To talk about women’s athletics one has the obligation to start on the senate floor in 1972. A young democratic Senator named Birch Bayh and a young congress woman named Patsy Mink who had been working on several constitutional issues for women’s rights brought a bill to the floor that would ultimately change history. They were to be the co-authors of Title IX, a bill that stated that “No person in the United States shall, on the basis of sex, be excluded from participation in, be denied the benefits of, or be subjected to discrimination under any education program or activity receiving Federal financial assistance.” It may seem obvious to us now how erroneous it was that 1% of athletic budgets were given to females including scholarships, travel and other funding, but back then it was believed that women simply did not belong on the field (and other sporting venues). After title IX female enrolment immediately went up 600%.

In Canada, where we don’t have title IX specifically, but more or less follow a similar statute under our human rights legislation and have fairly strict athletic gender equity policies in our education system, things more or less followed a similar path to the United States.

Mink died in 2002 and later that year Title IX was renamed The Patsy Mink Equal Opportunity in education act.

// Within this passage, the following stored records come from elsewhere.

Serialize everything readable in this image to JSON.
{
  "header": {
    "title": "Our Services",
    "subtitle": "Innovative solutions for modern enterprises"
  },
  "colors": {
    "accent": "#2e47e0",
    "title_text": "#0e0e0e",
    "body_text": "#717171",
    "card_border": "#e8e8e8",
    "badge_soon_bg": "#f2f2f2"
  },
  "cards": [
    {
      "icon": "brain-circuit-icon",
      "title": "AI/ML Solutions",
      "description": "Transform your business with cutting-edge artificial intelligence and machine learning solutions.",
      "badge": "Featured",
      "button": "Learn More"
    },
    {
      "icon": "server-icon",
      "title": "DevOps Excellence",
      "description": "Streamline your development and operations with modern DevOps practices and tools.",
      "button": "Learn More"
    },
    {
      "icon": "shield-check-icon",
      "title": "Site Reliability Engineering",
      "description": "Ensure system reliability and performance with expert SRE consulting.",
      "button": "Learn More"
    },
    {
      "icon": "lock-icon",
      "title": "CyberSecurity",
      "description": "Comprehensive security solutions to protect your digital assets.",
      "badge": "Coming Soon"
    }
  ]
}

She was the first woman of colour elected to congress.

Artist Bio:

I studied at Emily Carr University in Vancouver B.C., and Lesley University of Boston. I hold a BFA in photography. I am predominantly an editorial and documentary photographer.

I started photograph as many do; taking photos of my friends. At 18yr I had a photo published and received $60, and thought…I’ve made it. I received a commissioned from a small local company- and again thought- I’ve made it. A brand sent me to Thailand at 23 -I’VE REALLY MADE IT THIS TIME. That was ten years ago and I now know that you never really make it in photography, you’re always in a sate of making it or not. You can stop making it at any point, especially if you begin to lack enthusiasm in your work.

It recently became apparent I was going to lose interest if I did not lend my voice to a cause I cared about, but in the early stages of this decision I found it intimidating and morally complex to speak to issues that were not my own, especially outside of a commission. I started thinking about what I could speak to from my own experience and the clear answer was Women’s civil liberties.